__Problem statement__
Every line below should be given again without alteration.
══ Data shown
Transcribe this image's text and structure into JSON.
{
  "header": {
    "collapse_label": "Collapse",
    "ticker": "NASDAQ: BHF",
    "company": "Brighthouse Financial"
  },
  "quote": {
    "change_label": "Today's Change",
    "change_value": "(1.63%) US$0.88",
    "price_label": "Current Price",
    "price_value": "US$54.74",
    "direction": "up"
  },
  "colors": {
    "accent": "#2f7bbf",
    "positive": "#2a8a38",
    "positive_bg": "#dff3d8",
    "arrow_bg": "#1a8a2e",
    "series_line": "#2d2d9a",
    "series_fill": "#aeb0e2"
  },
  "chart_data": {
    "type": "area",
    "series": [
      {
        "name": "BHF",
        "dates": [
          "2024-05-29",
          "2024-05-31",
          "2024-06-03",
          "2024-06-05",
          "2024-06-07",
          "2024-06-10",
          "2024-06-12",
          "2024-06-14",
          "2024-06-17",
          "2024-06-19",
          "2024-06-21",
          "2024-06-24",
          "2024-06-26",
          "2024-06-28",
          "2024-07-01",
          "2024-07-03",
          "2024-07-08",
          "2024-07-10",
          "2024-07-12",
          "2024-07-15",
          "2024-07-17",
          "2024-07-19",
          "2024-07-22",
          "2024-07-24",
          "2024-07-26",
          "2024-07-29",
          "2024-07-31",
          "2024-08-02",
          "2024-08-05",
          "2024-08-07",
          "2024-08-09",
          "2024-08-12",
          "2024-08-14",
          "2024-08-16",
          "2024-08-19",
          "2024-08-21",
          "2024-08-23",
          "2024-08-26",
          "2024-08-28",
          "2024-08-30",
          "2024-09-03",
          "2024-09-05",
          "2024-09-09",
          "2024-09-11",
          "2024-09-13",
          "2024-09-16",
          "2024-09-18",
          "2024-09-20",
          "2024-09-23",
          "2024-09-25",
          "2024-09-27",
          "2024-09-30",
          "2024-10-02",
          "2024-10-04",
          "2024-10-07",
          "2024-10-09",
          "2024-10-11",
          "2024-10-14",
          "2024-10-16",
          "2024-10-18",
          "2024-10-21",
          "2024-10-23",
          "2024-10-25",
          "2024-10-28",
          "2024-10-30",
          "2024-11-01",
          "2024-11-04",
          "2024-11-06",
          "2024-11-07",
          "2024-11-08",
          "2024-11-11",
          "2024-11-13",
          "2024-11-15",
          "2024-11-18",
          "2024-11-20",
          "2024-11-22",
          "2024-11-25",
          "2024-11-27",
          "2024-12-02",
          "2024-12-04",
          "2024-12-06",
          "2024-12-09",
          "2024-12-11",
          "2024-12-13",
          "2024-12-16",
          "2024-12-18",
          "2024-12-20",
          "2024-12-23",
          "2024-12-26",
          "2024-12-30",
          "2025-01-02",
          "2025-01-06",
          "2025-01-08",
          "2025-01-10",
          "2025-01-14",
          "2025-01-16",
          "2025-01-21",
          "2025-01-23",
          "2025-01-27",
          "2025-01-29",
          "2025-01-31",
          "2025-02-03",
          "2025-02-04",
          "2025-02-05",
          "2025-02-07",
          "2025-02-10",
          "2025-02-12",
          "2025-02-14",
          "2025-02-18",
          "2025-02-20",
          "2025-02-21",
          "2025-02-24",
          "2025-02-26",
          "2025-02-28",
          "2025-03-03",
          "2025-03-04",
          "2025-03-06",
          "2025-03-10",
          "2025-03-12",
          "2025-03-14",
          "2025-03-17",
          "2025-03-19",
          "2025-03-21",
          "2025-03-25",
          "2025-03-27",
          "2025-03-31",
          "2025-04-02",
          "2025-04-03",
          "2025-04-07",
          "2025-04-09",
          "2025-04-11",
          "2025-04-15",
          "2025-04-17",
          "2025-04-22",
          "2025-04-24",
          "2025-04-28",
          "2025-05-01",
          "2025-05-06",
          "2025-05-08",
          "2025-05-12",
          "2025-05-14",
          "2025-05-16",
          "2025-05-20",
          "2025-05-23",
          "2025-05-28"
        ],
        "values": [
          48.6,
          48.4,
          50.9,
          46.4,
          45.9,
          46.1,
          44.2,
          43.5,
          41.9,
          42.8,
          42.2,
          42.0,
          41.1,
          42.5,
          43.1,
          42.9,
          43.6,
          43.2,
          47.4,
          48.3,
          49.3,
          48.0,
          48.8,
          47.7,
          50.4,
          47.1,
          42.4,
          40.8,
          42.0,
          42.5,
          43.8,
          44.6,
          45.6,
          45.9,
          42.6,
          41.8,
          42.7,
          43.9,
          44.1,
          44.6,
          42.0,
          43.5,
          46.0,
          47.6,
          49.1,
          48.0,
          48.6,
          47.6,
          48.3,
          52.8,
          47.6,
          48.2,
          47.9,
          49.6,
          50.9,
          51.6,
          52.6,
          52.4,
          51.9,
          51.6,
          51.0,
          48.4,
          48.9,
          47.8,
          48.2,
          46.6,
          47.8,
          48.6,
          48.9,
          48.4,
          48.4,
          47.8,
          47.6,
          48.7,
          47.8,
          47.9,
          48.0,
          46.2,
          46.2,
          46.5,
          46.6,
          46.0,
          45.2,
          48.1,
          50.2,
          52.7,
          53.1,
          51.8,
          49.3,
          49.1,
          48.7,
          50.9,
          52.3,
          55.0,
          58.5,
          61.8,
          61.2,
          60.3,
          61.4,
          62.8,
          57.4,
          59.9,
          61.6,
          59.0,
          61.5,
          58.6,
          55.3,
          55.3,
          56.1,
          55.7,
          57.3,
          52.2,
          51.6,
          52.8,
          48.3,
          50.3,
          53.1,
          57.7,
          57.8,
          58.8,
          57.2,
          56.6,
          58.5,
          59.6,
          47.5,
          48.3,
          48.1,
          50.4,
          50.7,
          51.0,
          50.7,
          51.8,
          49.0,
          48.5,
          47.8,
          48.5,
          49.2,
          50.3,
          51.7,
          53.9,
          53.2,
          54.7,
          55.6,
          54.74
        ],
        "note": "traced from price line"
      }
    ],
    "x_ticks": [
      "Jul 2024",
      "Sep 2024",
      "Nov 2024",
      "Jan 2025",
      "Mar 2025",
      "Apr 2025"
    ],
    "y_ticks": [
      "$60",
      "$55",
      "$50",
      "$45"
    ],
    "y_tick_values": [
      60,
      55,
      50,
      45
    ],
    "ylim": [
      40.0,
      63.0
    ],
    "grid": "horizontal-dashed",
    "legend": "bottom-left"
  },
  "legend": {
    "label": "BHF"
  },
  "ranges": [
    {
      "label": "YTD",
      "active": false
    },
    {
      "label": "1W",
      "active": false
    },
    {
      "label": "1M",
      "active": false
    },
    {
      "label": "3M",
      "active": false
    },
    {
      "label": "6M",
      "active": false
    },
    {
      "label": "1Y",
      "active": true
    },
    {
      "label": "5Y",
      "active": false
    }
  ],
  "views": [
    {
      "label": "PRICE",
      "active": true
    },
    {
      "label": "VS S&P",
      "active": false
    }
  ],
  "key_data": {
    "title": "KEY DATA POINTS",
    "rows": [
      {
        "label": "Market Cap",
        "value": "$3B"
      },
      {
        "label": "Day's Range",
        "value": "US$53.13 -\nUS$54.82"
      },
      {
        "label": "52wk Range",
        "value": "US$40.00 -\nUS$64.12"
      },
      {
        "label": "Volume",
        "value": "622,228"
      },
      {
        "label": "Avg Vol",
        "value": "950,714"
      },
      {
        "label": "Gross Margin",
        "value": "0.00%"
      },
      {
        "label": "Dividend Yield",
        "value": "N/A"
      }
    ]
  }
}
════
__Task response__
Transcribe this image's text and structure into JSON.
{
  "header": {
    "collapse_label": "Collapse",
    "ticker": "NASDAQ: BHF",
    "company": "Brighthouse Financial"
  },
  "quote": {
    "change_label": "Today's Change",
    "change_value": "(1.63%) US$0.88",
    "price_label": "Current Price",
    "price_value": "US$54.74",
    "direction": "up"
  },
  "colors": {
    "accent": "#2f7bbf",
    "positive": "#2a8a38",
    "positive_bg": "#dff3d8",
    "arrow_bg": "#1a8a2e",
    "series_line": "#2d2d9a",
    "series_fill": "#aeb0e2"
  },
  "chart_data": {
    "type": "area",
    "series": [
      {
        "name": "BHF",
        "dates": [
          "2024-05-29",
          "2024-05-31",
          "2024-06-03",
          "2024-06-05",
          "2024-06-07",
          "2024-06-10",
          "2024-06-12",
          "2024-06-14",
          "2024-06-17",
          "2024-06-19",
          "2024-06-21",
          "2024-06-24",
          "2024-06-26",
          "2024-06-28",
          "2024-07-01",
          "2024-07-03",
          "2024-07-08",
          "2024-07-10",
          "2024-07-12",
          "2024-07-15",
          "2024-07-17",
          "2024-07-19",
          "2024-07-22",
          "2024-07-24",
          "2024-07-26",
          "2024-07-29",
          "2024-07-31",
          "2024-08-02",
          "2024-08-05",
          "2024-08-07",
          "2024-08-09",
          "2024-08-12",
          "2024-08-14",
          "2024-08-16",
          "2024-08-19",
          "2024-08-21",
          "2024-08-23",
          "2024-08-26",
          "2024-08-28",
          "2024-08-30",
          "2024-09-03",
          "2024-09-05",
          "2024-09-09",
          "2024-09-11",
          "2024-09-13",
          "2024-09-16",
          "2024-09-18",
          "2024-09-20",
          "2024-09-23",
          "2024-09-25",
          "2024-09-27",
          "2024-09-30",
          "2024-10-02",
          "2024-10-04",
          "2024-10-07",
          "2024-10-09",
          "2024-10-11",
          "2024-10-14",
          "2024-10-16",
          "2024-10-18",
          "2024-10-21",
          "2024-10-23",
          "2024-10-25",
          "2024-10-28",
          "2024-10-30",
          "2024-11-01",
          "2024-11-04",
          "2024-11-06",
          "2024-11-07",
          "2024-11-08",
          "2024-11-11",
          "2024-11-13",
          "2024-11-15",
          "2024-11-18",
          "2024-11-20",
          "2024-11-22",
          "2024-11-25",
          "2024-11-27",
          "2024-12-02",
          "2024-12-04",
          "2024-12-06",
          "2024-12-09",
          "2024-12-11",
          "2024-12-13",
          "2024-12-16",
          "2024-12-18",
          "2024-12-20",
          "2024-12-23",
          "2024-12-26",
          "2024-12-30",
          "2025-01-02",
          "2025-01-06",
          "2025-01-08",
          "2025-01-10",
          "2025-01-14",
          "2025-01-16",
          "2025-01-21",
          "2025-01-23",
          "2025-01-27",
          "2025-01-29",
          "2025-01-31",
          "2025-02-03",
          "2025-02-04",
          "2025-02-05",
          "2025-02-07",
          "2025-02-10",
          "2025-02-12",
          "2025-02-14",
          "2025-02-18",
          "2025-02-20",
          "2025-02-21",
          "2025-02-24",
          "2025-02-26",
          "2025-02-28",
          "2025-03-03",
          "2025-03-04",
          "2025-03-06",
          "2025-03-10",
          "2025-03-12",
          "2025-03-14",
          "2025-03-17",
          "2025-03-19",
          "2025-03-21",
          "2025-03-25",
          "2025-03-27",
          "2025-03-31",
          "2025-04-02",
          "2025-04-03",
          "2025-04-07",
          "2025-04-09",
          "2025-04-11",
          "2025-04-15",
          "2025-04-17",
          "2025-04-22",
          "2025-04-24",
          "2025-04-28",
          "2025-05-01",
          "2025-05-06",
          "2025-05-08",
          "2025-05-12",
          "2025-05-14",
          "2025-05-16",
          "2025-05-20",
          "2025-05-23",
          "2025-05-28"
        ],
        "values": [
          48.6,
          48.4,
          50.9,
          46.4,
          45.9,
          46.1,
          44.2,
          43.5,
          41.9,
          42.8,
          42.2,
          42.0,
          41.1,
          42.5,
          43.1,
          42.9,
          43.6,
          43.2,
          47.4,
          48.3,
          49.3,
          48.0,
          48.8,
          47.7,
          50.4,
          47.1,
          42.4,
          40.8,
          42.0,
          42.5,
          43.8,
          44.6,
          45.6,
          45.9,
          42.6,
          41.8,
          42.7,
          43.9,
          44.1,
          44.6,
          42.0,
          43.5,
          46.0,
          47.6,
          49.1,
          48.0,
          48.6,
          47.6,
          48.3,
          52.8,
          47.6,
          48.2,
          47.9,
          49.6,
          50.9,
          51.6,
          52.6,
          52.4,
          51.9,
          51.6,
          51.0,
          48.4,
          48.9,
          47.8,
          48.2,
          46.6,
          47.8,
          48.6,
          48.9,
          48.4,
          48.4,
          47.8,
          47.6,
          48.7,
          47.8,
          47.9,
          48.0,
          46.2,
          46.2,
          46.5,
          46.6,
          46.0,
          45.2,
          48.1,
          50.2,
          52.7,
          53.1,
          51.8,
          49.3,
          49.1,
          48.7,
          50.9,
          52.3,
          55.0,
          58.5,
          61.8,
          61.2,
          60.3,
          61.4,
          62.8,
          57.4,
          59.9,
          61.6,
          59.0,
          61.5,
          58.6,
          55.3,
          55.3,
          56.1,
          55.7,
          57.3,
          52.2,
          51.6,
          52.8,
          48.3,
          50.3,
          53.1,
          57.7,
          57.8,
          58.8,
          57.2,
          56.6,
          58.5,
          59.6,
          47.5,
          48.3,
          48.1,
          50.4,
          50.7,
          51.0,
          50.7,
          51.8,
          49.0,
          48.5,
          47.8,
          48.5,
          49.2,
          50.3,
          51.7,
          53.9,
          53.2,
          54.7,
          55.6,
          54.74
        ],
        "note": "traced from price line"
      }
    ],
    "x_ticks": [
      "Jul 2024",
      "Sep 2024",
      "Nov 2024",
      "Jan 2025",
      "Mar 2025",
      "Apr 2025"
    ],
    "y_ticks": [
      "$60",
      "$55",
      "$50",
      "$45"
    ],
    "y_tick_values": [
      60,
      55,
      50,
      45
    ],
    "ylim": [
      40.0,
      63.0
    ],
    "grid": "horizontal-dashed",
    "legend": "bottom-left"
  },
  "legend": {
    "label": "BHF"
  },
  "ranges": [
    {
      "label": "YTD",
      "active": false
    },
    {
      "label": "1W",
      "active": false
    },
    {
      "label": "1M",
      "active": false
    },
    {
      "label": "3M",
      "active": false
    },
    {
      "label": "6M",
      "active": false
    },
    {
      "label": "1Y",
      "active": true
    },
    {
      "label": "5Y",
      "active": false
    }
  ],
  "views": [
    {
      "label": "PRICE",
      "active": true
    },
    {
      "label": "VS S&P",
      "active": false
    }
  ],
  "key_data": {
    "title": "KEY DATA POINTS",
    "rows": [
      {
        "label": "Market Cap",
        "value": "$3B"
      },
      {
        "label": "Day's Range",
        "value": "US$53.13 -\nUS$54.82"
      },
      {
        "label": "52wk Range",
        "value": "US$40.00 -\nUS$64.12"
      },
      {
        "label": "Volume",
        "value": "622,228"
      },
      {
        "label": "Avg Vol",
        "value": "950,714"
      },
      {
        "label": "Gross Margin",
        "value": "0.00%"
      },
      {
        "label": "Dividend Yield",
        "value": "N/A"
      }
    ]
  }
}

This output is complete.